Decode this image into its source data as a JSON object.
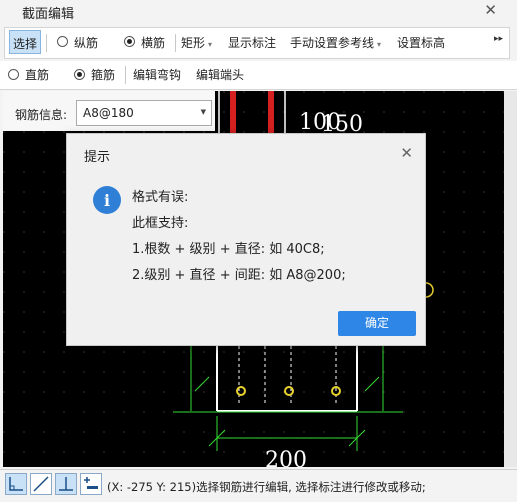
{
  "window": {
    "title": "截面编辑"
  },
  "toolbar1": {
    "select_label": "选择",
    "radio_longitudinal": "纵筋",
    "radio_transverse": "横筋",
    "rect_label": "矩形",
    "show_dim_label": "显示标注",
    "manual_ref_label": "手动设置参考线",
    "set_elev_label": "设置标高",
    "overflow": "▸▸"
  },
  "toolbar2": {
    "radio_straight": "直筋",
    "radio_stirrup": "箍筋",
    "edit_hook_label": "编辑弯钩",
    "edit_end_label": "编辑端头"
  },
  "rebar_info": {
    "label": "钢筋信息:",
    "value": "A8@180"
  },
  "canvas": {
    "dim_top_a": "100",
    "dim_top_b": "150",
    "dim_bottom": "200"
  },
  "dialog": {
    "title": "提示",
    "icon": "i",
    "lines": [
      "格式有误:",
      "此框支持:",
      "1.根数 + 级别 + 直径: 如 40C8;",
      "2.级别 + 直径 + 间距: 如 A8@200;"
    ],
    "ok_label": "确定"
  },
  "statusbar": {
    "text": "(X: -275 Y: 215)选择钢筋进行编辑, 选择标注进行修改或移动;"
  },
  "colors": {
    "accent": "#2e86e6",
    "green": "#33dd33",
    "red": "#d42020",
    "yellow": "#e8d230"
  }
}
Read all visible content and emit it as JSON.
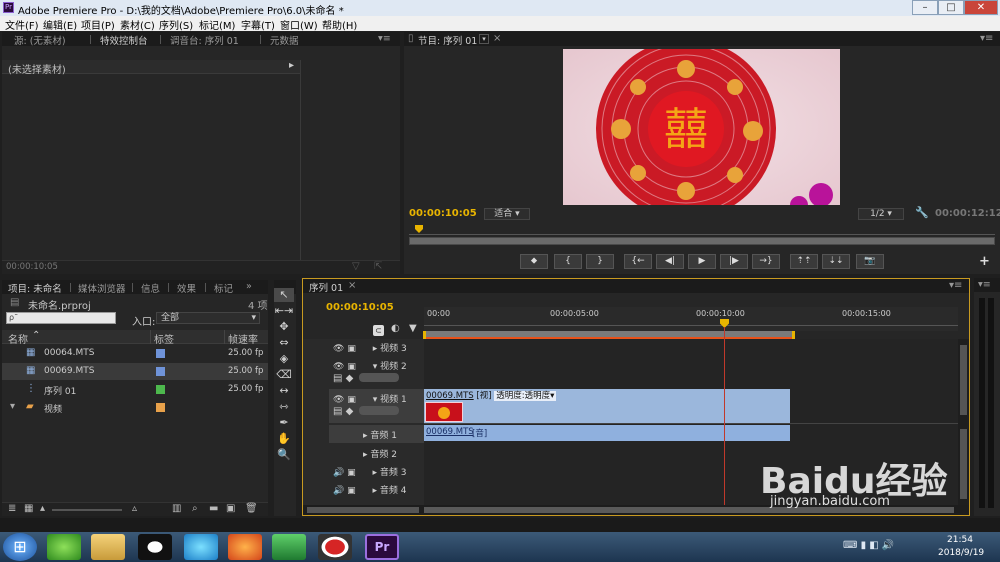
{
  "window": {
    "app_icon": "Pr",
    "title": "Adobe Premiere Pro - D:\\我的文档\\Adobe\\Premiere Pro\\6.0\\未命名 *",
    "min": "–",
    "max": "□",
    "close": "✕"
  },
  "menu": [
    "文件(F)",
    "编辑(E)",
    "项目(P)",
    "素材(C)",
    "序列(S)",
    "标记(M)",
    "字幕(T)",
    "窗口(W)",
    "帮助(H)"
  ],
  "source_panel": {
    "tabs": [
      "源: (无素材)",
      "特效控制台",
      "调音台: 序列 01",
      "元数据"
    ],
    "clip_label": "(未选择素材)",
    "timecode": "00:00:10:05"
  },
  "program_monitor": {
    "tab": "节目: 序列 01",
    "timecode_current": "00:00:10:05",
    "fit_label": "适合",
    "resolution": "1/2",
    "timecode_total": "00:00:12:12",
    "preview": {
      "main_char": "囍",
      "mini_char": "囍"
    },
    "transport": [
      "⬥",
      "{",
      "}",
      "{←",
      "◀|",
      "▶",
      "|▶",
      "→}",
      "⇡⇡",
      "⇣⇣",
      "📷"
    ],
    "add": "+"
  },
  "project_panel": {
    "tabs": [
      "项目: 未命名",
      "媒体浏览器",
      "信息",
      "效果",
      "标记"
    ],
    "project_file": "未命名.prproj",
    "item_count": "4 项",
    "search_placeholder": "ρ˜",
    "in_label": "入口:",
    "in_value": "全部",
    "columns": [
      "名称",
      "标签",
      "帧速率"
    ],
    "items": [
      {
        "name": "00064.MTS",
        "label_color": "#6f93d8",
        "rate": "25.00 fp",
        "type": "clip"
      },
      {
        "name": "00069.MTS",
        "label_color": "#6f93d8",
        "rate": "25.00 fp",
        "type": "clip"
      },
      {
        "name": "序列 01",
        "label_color": "#4db84d",
        "rate": "25.00 fp",
        "type": "sequence"
      },
      {
        "name": "视频",
        "label_color": "#e8a14a",
        "rate": "",
        "type": "bin"
      }
    ]
  },
  "timeline": {
    "tab": "序列 01",
    "timecode": "00:00:10:05",
    "ruler": [
      "00:00",
      "00:00:05:00",
      "00:00:10:00",
      "00:00:15:00"
    ],
    "video_tracks": [
      "视频 3",
      "视频 2",
      "视频 1"
    ],
    "audio_tracks": [
      "音频 1",
      "音频 2",
      "音频 3",
      "音频 4"
    ],
    "video_clip": {
      "name": "00069.MTS",
      "tag": "[视]",
      "effect": "透明度:透明度"
    },
    "audio_clip": {
      "name": "00069.MTS",
      "tag": "[音]"
    }
  },
  "tools": [
    "↖",
    "⇤⇥",
    "✥",
    "⇔",
    "◈",
    "⌫",
    "↔",
    "⇿",
    "✒",
    "✋",
    "🔍"
  ],
  "taskbar": {
    "time": "21:54",
    "date": "2018/9/19",
    "start": "⊞"
  },
  "watermark": {
    "brand": "Baidu经验",
    "url": "jingyan.baidu.com"
  },
  "colors": {
    "accent": "#e8b400",
    "playhead": "#c0392b",
    "clip": "#9bb7dc"
  }
}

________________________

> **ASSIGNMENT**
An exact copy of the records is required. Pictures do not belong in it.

> **ANSWER TO THIS PROBLEM**
Decode this image into its source data as a JSON object.
{
  "window": {
    "title": "截面编辑"
  },
  "toolbar1": {
    "select_label": "选择",
    "radio_longitudinal": "纵筋",
    "radio_transverse": "横筋",
    "rect_label": "矩形",
    "show_dim_label": "显示标注",
    "manual_ref_label": "手动设置参考线",
    "set_elev_label": "设置标高",
    "overflow": "▸▸"
  },
  "toolbar2": {
    "radio_straight": "直筋",
    "radio_stirrup": "箍筋",
    "edit_hook_label": "编辑弯钩",
    "edit_end_label": "编辑端头"
  },
  "rebar_info": {
    "label": "钢筋信息:",
    "value": "A8@180"
  },
  "canvas": {
    "dim_top_a": "100",
    "dim_top_b": "150",
    "dim_bottom": "200"
  },
  "dialog": {
    "title": "提示",
    "icon": "i",
    "lines": [
      "格式有误:",
      "此框支持:",
      "1.根数 + 级别 + 直径: 如 40C8;",
      "2.级别 + 直径 + 间距: 如 A8@200;"
    ],
    "ok_label": "确定"
  },
  "statusbar": {
    "text": "(X: -275 Y: 215)选择钢筋进行编辑, 选择标注进行修改或移动;"
  },
  "colors": {
    "accent": "#2e86e6",
    "green": "#33dd33",
    "red": "#d42020",
    "yellow": "#e8d230"
  }
}
Read all visible content and emit it as JSON.
{
  "window": {
    "app_icon": "Pr",
    "title": "Adobe Premiere Pro - D:\\我的文档\\Adobe\\Premiere Pro\\6.0\\未命名 *",
    "min": "–",
    "max": "□",
    "close": "✕"
  },
  "menu": [
    "文件(F)",
    "编辑(E)",
    "项目(P)",
    "素材(C)",
    "序列(S)",
    "标记(M)",
    "字幕(T)",
    "窗口(W)",
    "帮助(H)"
  ],
  "source_panel": {
    "tabs": [
      "源: (无素材)",
      "特效控制台",
      "调音台: 序列 01",
      "元数据"
    ],
    "clip_label": "(未选择素材)",
    "timecode": "00:00:10:05"
  },
  "program_monitor": {
    "tab": "节目: 序列 01",
    "timecode_current": "00:00:10:05",
    "fit_label": "适合",
    "resolution": "1/2",
    "timecode_total": "00:00:12:12",
    "preview": {
      "main_char": "囍",
      "mini_char": "囍"
    },
    "transport": [
      "⬥",
      "{",
      "}",
      "{←",
      "◀|",
      "▶",
      "|▶",
      "→}",
      "⇡⇡",
      "⇣⇣",
      "📷"
    ],
    "add": "+"
  },
  "project_panel": {
    "tabs": [
      "项目: 未命名",
      "媒体浏览器",
      "信息",
      "效果",
      "标记"
    ],
    "project_file": "未命名.prproj",
    "item_count": "4 项",
    "search_placeholder": "ρ˜",
    "in_label": "入口:",
    "in_value": "全部",
    "columns": [
      "名称",
      "标签",
      "帧速率"
    ],
    "items": [
      {
        "name": "00064.MTS",
        "label_color": "#6f93d8",
        "rate": "25.00 fp",
        "type": "clip"
      },
      {
        "name": "00069.MTS",
        "label_color": "#6f93d8",
        "rate": "25.00 fp",
        "type": "clip"
      },
      {
        "name": "序列 01",
        "label_color": "#4db84d",
        "rate": "25.00 fp",
        "type": "sequence"
      },
      {
        "name": "视频",
        "label_color": "#e8a14a",
        "rate": "",
        "type": "bin"
      }
    ]
  },
  "timeline": {
    "tab": "序列 01",
    "timecode": "00:00:10:05",
    "ruler": [
      "00:00",
      "00:00:05:00",
      "00:00:10:00",
      "00:00:15:00"
    ],
    "video_tracks": [
      "视频 3",
      "视频 2",
      "视频 1"
    ],
    "audio_tracks": [
      "音频 1",
      "音频 2",
      "音频 3",
      "音频 4"
    ],
    "video_clip": {
      "name": "00069.MTS",
      "tag": "[视]",
      "effect": "透明度:透明度"
    },
    "audio_clip": {
      "name": "00069.MTS",
      "tag": "[音]"
    }
  },
  "tools": [
    "↖",
    "⇤⇥",
    "✥",
    "⇔",
    "◈",
    "⌫",
    "↔",
    "⇿",
    "✒",
    "✋",
    "🔍"
  ],
  "taskbar": {
    "time": "21:54",
    "date": "2018/9/19",
    "start": "⊞"
  },
  "watermark": {
    "brand": "Baidu经验",
    "url": "jingyan.baidu.com"
  },
  "colors": {
    "accent": "#e8b400",
    "playhead": "#c0392b",
    "clip": "#9bb7dc"
  }
}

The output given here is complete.